TASK DESCRIPTION – When writing out the listing below, reproduce every word exactly and skip the pictures.

RECORDS TO PROCESS –
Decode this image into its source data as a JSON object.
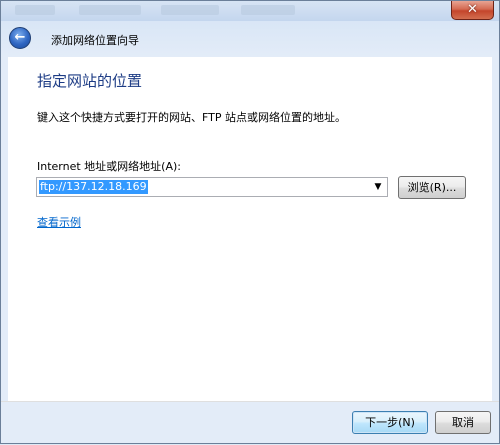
{
  "window": {
    "close_glyph": "✕"
  },
  "navbar": {
    "back_glyph": "←",
    "title": "添加网络位置向导"
  },
  "content": {
    "heading": "指定网站的位置",
    "instruction": "键入这个快捷方式要打开的网站、FTP 站点或网络位置的地址。",
    "address_label": "Internet 地址或网络地址(A):",
    "address_value": "ftp://137.12.18.169",
    "dropdown_glyph": "▼",
    "browse_label": "浏览(R)...",
    "example_link": "查看示例"
  },
  "footer": {
    "next_label": "下一步(N)",
    "cancel_label": "取消"
  },
  "colors": {
    "heading": "#1d3c85",
    "link": "#0066cc",
    "selection": "#3399ff",
    "close": "#c4452b"
  },
  "icons": {
    "back": "back-arrow-icon",
    "close": "close-icon",
    "dropdown": "chevron-down-icon"
  }
}
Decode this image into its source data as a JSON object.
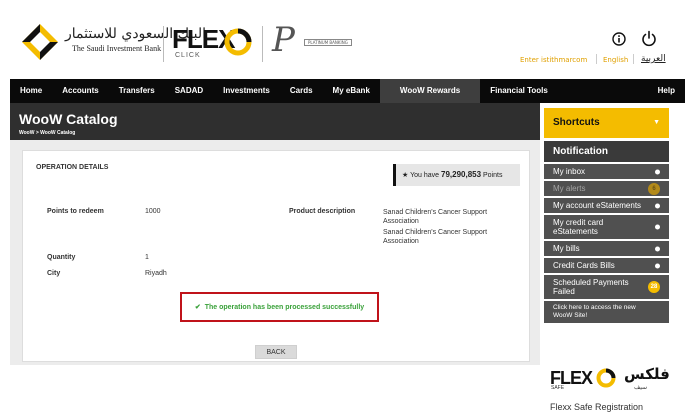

EXERCISE RESULT –
Decode this image into its source data as a JSON object.
{
  "window": {
    "close_glyph": "✕"
  },
  "navbar": {
    "back_glyph": "←",
    "title": "添加网络位置向导"
  },
  "content": {
    "heading": "指定网站的位置",
    "instruction": "键入这个快捷方式要打开的网站、FTP 站点或网络位置的地址。",
    "address_label": "Internet 地址或网络地址(A):",
    "address_value": "ftp://137.12.18.169",
    "dropdown_glyph": "▼",
    "browse_label": "浏览(R)...",
    "example_link": "查看示例"
  },
  "footer": {
    "next_label": "下一步(N)",
    "cancel_label": "取消"
  },
  "colors": {
    "heading": "#1d3c85",
    "link": "#0066cc",
    "selection": "#3399ff",
    "close": "#c4452b"
  },
  "icons": {
    "back": "back-arrow-icon",
    "close": "close-icon",
    "dropdown": "chevron-down-icon"
  }
}
Decode this image into its source data as a JSON object.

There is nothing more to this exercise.